After the long hospitalization that followed the attack in St. Peter's Square, Pope John Paul II wrote a letter on suffering in which, among other things, he said: "To suffer means to become particularly susceptible, particularly open to the working of the salvific powers of God, offered to humanity in Christ" (cf. "Salvifici Doloris" No. 23). Sickness and suffering open between us and Jesus on the cross an altogether special channel of communication. The sick are not passive members of the Church, but the most active, most precious members. In God's eyes, one hour of their suffering, endured with patience, can be worth more than all the activities of the world, if they are done only for oneself.

Now a word for those who must look after the sick, at home or in health structures. The sick person certainly has need of care, of scientific competence, but he has even more need of hope. No medicine alleviates the sick person more than to hear the doctor say: "I have good hopes for you." When it is possible to do so without deception, hope must be given. Hope is the best "oxygen tent" for a sick person. The sick must not be left alone. One of the works of mercy is to visit the sick, and Jesus warned us that one of the points of the Last Judgment will be precisely this: "I was sick and you visited me. I was sick and you did not visit me" (Matthew 25:36,43).

Something we can all do for the sick is to pray. Almost all the sick of the Gospel were cured because some one presented them to Jesus and pleaded for them. The simplest prayer, which we can all make our own, is the one that the sisters Martha and Mary addressed to Jesus, in the circumstance of the sickness of their brother Lazarus: "Lord, he whom you love is ill" (John, 11:3).


Friday, February 03, 2006


Guild of St.Luke,Ss.Cosmas & Damian (G.S.L.SS.C.D.H.K.)
Central Council of Laity, 1 Tai Shek Street, Sai Wan Ho, Hong Kong

Indian Federation of Medical Guilds (IFMG)
Hillway Clinic, Hilll & Dale, 4th floor, Hill Road, Bandra, Bombay 50
E mail:

FIAMC Bio-Medical Ethics Centre
St Pius X college, Aarey Road, Goregaon East, Mumbai 400063
Tel: =91 22 874 7310/ 873 5583
E mail:

Indonesian Catholic Medical Community (ICMC)
Jalan Kramat VI/7
Jakarta 10430

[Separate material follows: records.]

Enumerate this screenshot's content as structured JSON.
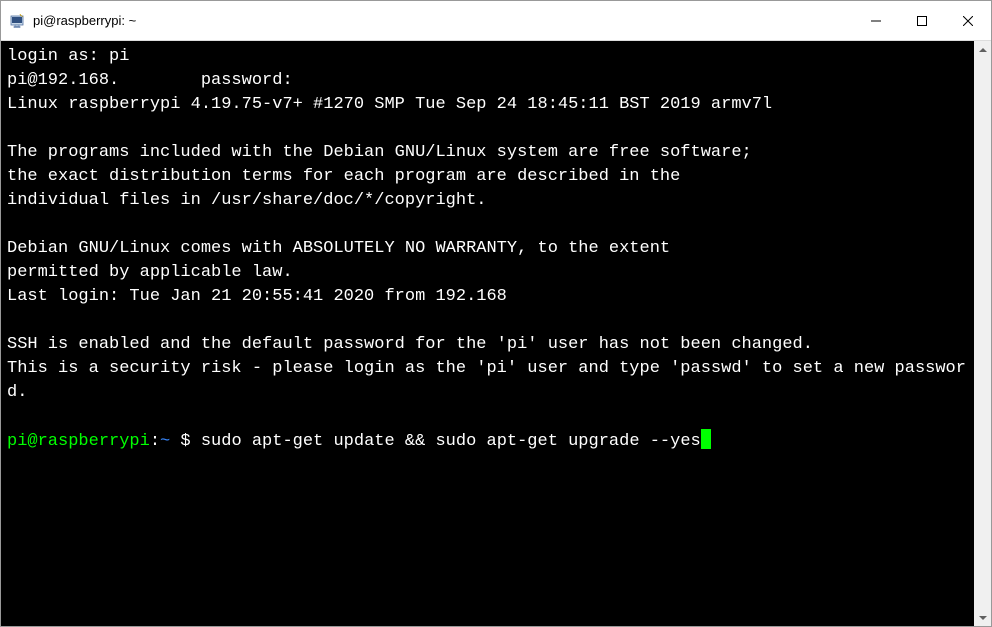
{
  "window": {
    "title": "pi@raspberrypi: ~"
  },
  "terminal": {
    "lines": {
      "l0": "login as: pi",
      "l1": "pi@192.168.        password:",
      "l2": "Linux raspberrypi 4.19.75-v7+ #1270 SMP Tue Sep 24 18:45:11 BST 2019 armv7l",
      "l3": "",
      "l4": "The programs included with the Debian GNU/Linux system are free software;",
      "l5": "the exact distribution terms for each program are described in the",
      "l6": "individual files in /usr/share/doc/*/copyright.",
      "l7": "",
      "l8": "Debian GNU/Linux comes with ABSOLUTELY NO WARRANTY, to the extent",
      "l9": "permitted by applicable law.",
      "l10": "Last login: Tue Jan 21 20:55:41 2020 from 192.168",
      "l11": "",
      "l12": "SSH is enabled and the default password for the 'pi' user has not been changed.",
      "l13": "This is a security risk - please login as the 'pi' user and type 'passwd' to set a new password.",
      "l14": ""
    },
    "prompt": {
      "user": "pi@raspberrypi",
      "colon": ":",
      "path": "~",
      "dollar": " $ ",
      "command": "sudo apt-get update && sudo apt-get upgrade --yes"
    }
  }
}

Japanese Catholic Medical Association (JCMA)
27-27 Yoyogi-4, Shibuyaku, Tokyo 151
Tel: 03-3374-2733 Fax: 03-33741565
E mail: or

Korean Federation of Catholic Medical Associations (KFCMA)
Catholic University Medical College, 505 Banpo-Dong, Seocho-ku, Seoul 137-701
Tel: +82-2-590 1320; +82-2-590 1342; Fax: +82-2-595 2241

Catholic Doctors Association of Malaysia (CDAM)
c/o Assunta Hospital, Jalan Templer,46650 Petaling Jaya, Selangor, Malaysia
E mail:

Pakistan Catholic Medical Association
c/o Dr. Dolphy D’souza, M.D.
Medical Officer
St. Patricks High School
Sangster Rd.
Karachi 0328, Pakistan

Catholic Physician's Guild of the Phillipines (CPGP_
Ustmaa Office, Room 227, Medicine Building, San Martin de Porres, University of Santo Tomas, Espana, P.O.Box 3060, Manila 1008
Tel/Fax: 749 9786

Guild of St-Luke, Saints Cosmas & Damien
c/o Dr Hilary W.M. Cooray(Hon. Secretary), 141 Vauxhall Street, Colombo 02, Sri Lanka.
Tel: 50 88 30 4186 Email: (Dr Fernandopulle,Master of Guild of St Luke)

Catholic Medical Guild of Singapore (CMGS)
257 Selegie Road, # 02-281, Selegie Complex, Singapor 0718
Tel: +65 3384 235 Fax: =65 7371960

Catholic Physician's Association
c/o Cardinal Tien Hospital, 362 Chung Cheng Road, Hsintein, Taipeh Hsien. Taiwan

Catholic Physician's Guild of Thailand (CPGT)
St. Louis Hospital, 215 South Sathom Road, Yanawa, Bangkok 10120
Tel: + 662 681 5420; FAx: + 662 681 5419

Federation of Australian Catholic Medical Association
2A Unwin Crescent
Salter Point, Perth 6152